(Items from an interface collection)
=-=-=

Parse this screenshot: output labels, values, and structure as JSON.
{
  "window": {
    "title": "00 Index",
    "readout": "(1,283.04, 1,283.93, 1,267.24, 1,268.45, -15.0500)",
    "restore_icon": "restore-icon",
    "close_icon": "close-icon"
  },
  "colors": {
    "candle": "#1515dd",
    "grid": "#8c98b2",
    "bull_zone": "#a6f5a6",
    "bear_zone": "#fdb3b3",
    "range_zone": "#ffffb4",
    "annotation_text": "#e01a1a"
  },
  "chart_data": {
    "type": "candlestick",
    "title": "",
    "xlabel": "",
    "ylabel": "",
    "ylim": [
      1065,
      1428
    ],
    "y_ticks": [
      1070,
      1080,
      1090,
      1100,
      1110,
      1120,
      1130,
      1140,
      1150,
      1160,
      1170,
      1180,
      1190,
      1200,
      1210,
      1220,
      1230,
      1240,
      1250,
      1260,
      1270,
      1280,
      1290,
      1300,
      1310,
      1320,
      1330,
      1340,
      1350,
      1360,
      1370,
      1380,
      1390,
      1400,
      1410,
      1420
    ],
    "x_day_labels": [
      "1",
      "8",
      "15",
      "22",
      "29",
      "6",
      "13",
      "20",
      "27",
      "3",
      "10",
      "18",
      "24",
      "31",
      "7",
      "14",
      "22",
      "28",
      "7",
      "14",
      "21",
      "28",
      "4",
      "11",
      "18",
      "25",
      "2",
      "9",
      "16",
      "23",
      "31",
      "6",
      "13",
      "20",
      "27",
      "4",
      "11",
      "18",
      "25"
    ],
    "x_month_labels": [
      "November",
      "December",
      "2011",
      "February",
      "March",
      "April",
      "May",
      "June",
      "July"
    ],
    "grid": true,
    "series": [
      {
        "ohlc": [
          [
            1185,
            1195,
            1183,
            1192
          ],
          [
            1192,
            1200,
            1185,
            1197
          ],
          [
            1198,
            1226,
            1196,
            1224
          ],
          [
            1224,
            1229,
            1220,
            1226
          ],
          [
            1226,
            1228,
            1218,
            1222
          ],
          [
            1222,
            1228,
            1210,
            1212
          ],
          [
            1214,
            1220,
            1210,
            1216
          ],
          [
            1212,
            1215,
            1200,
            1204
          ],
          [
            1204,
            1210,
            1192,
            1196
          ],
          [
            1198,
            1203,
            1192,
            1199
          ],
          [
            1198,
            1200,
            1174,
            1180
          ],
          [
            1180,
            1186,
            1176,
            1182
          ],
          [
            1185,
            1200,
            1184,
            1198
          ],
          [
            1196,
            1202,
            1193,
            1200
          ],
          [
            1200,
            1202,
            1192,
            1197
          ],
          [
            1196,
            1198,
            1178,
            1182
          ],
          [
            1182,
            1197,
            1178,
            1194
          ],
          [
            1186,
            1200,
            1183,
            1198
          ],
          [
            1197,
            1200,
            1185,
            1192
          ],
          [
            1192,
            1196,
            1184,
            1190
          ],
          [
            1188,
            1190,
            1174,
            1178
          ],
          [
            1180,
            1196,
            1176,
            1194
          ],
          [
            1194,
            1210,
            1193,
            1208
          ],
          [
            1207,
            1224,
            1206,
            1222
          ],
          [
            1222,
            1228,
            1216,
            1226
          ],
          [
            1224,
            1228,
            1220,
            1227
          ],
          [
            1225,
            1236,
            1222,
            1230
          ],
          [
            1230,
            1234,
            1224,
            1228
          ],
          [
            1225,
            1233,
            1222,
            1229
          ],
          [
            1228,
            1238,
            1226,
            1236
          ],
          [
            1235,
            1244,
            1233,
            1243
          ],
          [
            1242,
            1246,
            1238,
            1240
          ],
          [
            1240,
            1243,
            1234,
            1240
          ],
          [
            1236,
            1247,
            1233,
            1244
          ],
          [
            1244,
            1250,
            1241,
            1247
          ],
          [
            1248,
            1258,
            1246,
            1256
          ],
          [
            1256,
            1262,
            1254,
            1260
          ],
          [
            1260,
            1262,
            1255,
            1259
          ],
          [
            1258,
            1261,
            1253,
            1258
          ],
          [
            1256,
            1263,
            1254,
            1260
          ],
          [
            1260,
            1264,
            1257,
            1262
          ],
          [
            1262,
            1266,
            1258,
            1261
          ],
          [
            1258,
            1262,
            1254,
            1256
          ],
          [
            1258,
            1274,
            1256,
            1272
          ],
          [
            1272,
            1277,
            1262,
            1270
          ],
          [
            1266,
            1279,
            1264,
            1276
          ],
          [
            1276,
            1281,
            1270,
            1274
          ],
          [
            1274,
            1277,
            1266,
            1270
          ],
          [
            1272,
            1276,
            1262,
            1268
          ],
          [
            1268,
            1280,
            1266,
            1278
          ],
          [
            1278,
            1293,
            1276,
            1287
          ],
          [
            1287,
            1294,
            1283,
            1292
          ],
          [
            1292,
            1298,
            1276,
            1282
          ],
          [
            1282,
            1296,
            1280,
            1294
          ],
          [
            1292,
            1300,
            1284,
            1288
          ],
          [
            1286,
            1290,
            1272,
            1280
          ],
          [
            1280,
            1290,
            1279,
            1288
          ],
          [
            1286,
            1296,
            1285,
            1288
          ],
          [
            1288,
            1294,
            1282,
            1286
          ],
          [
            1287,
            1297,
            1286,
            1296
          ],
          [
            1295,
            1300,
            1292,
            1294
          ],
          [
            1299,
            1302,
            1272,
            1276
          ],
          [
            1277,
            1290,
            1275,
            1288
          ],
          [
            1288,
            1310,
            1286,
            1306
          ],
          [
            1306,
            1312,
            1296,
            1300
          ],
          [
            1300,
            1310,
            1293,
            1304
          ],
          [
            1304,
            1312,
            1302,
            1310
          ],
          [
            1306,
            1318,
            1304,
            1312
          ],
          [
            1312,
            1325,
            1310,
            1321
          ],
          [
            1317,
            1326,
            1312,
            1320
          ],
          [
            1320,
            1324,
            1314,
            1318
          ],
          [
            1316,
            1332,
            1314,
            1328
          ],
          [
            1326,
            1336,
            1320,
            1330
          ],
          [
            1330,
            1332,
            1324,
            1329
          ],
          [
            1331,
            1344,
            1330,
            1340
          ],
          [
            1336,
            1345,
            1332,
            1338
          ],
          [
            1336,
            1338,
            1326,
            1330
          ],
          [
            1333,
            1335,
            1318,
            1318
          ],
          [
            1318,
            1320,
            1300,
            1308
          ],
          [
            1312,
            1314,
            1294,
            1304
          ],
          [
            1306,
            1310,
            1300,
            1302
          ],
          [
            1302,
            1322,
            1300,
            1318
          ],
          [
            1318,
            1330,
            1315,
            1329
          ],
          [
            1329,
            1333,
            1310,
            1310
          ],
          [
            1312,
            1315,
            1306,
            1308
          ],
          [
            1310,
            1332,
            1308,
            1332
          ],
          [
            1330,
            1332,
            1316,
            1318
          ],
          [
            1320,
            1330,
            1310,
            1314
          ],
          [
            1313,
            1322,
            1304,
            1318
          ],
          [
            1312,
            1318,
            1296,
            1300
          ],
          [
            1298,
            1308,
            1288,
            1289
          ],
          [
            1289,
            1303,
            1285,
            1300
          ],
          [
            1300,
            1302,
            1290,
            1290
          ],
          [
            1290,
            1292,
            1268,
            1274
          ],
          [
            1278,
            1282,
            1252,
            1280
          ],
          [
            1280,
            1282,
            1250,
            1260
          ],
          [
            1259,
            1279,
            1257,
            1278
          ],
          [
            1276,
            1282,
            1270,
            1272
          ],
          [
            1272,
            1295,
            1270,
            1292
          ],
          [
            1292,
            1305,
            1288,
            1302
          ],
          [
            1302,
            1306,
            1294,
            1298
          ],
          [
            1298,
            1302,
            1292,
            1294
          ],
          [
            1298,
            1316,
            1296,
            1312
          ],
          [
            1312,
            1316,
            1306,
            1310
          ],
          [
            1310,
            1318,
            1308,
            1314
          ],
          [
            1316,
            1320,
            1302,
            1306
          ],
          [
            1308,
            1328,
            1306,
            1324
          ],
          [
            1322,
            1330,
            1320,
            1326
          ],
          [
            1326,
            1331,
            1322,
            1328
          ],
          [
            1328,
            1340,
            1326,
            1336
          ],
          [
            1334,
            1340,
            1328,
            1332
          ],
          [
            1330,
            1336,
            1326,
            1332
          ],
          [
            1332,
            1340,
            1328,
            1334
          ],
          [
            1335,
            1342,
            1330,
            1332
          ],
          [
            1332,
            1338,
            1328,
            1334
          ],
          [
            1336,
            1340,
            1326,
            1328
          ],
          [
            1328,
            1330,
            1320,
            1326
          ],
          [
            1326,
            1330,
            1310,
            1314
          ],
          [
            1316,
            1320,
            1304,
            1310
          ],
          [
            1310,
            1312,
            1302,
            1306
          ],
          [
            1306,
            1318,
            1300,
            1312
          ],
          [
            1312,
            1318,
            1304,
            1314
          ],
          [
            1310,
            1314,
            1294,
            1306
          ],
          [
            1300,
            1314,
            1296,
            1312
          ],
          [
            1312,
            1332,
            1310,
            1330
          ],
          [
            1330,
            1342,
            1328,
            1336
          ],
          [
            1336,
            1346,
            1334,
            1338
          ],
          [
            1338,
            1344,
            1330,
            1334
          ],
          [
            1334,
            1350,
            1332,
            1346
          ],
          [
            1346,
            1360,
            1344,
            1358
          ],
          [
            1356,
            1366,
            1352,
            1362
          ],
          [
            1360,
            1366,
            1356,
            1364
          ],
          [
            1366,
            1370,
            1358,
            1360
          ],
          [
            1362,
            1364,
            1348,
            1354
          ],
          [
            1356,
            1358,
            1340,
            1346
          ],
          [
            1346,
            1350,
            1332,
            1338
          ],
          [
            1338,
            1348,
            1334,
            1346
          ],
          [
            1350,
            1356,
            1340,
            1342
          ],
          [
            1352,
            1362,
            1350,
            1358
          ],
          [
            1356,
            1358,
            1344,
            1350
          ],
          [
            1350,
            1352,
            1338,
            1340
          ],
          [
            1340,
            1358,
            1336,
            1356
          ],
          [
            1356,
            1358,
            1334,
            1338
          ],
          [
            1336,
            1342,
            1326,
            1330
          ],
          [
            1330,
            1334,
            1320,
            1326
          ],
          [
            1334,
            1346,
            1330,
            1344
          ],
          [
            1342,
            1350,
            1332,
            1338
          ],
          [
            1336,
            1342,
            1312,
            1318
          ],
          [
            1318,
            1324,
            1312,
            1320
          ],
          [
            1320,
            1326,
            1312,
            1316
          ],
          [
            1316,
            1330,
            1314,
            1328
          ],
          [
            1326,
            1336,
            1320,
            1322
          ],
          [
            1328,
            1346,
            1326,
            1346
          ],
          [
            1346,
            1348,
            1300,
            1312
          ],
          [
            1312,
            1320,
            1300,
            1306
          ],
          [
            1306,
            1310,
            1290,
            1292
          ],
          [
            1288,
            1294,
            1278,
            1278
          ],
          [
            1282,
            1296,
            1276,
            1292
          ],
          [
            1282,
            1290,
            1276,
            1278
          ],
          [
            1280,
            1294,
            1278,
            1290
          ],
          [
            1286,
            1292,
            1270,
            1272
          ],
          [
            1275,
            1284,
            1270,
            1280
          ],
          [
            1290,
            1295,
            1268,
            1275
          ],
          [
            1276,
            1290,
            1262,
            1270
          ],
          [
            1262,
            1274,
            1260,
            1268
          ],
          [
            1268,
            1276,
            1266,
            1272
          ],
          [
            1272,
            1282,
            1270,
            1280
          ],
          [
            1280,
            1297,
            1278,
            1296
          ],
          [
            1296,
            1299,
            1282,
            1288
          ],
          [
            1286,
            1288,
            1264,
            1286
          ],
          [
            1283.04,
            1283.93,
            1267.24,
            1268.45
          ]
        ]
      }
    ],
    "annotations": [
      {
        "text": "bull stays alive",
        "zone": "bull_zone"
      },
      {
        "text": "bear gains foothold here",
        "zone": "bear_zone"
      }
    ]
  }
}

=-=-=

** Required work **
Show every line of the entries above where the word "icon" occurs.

** Exercise solution **
    "restore_icon": "restore-icon",
    "close_icon": "close-icon"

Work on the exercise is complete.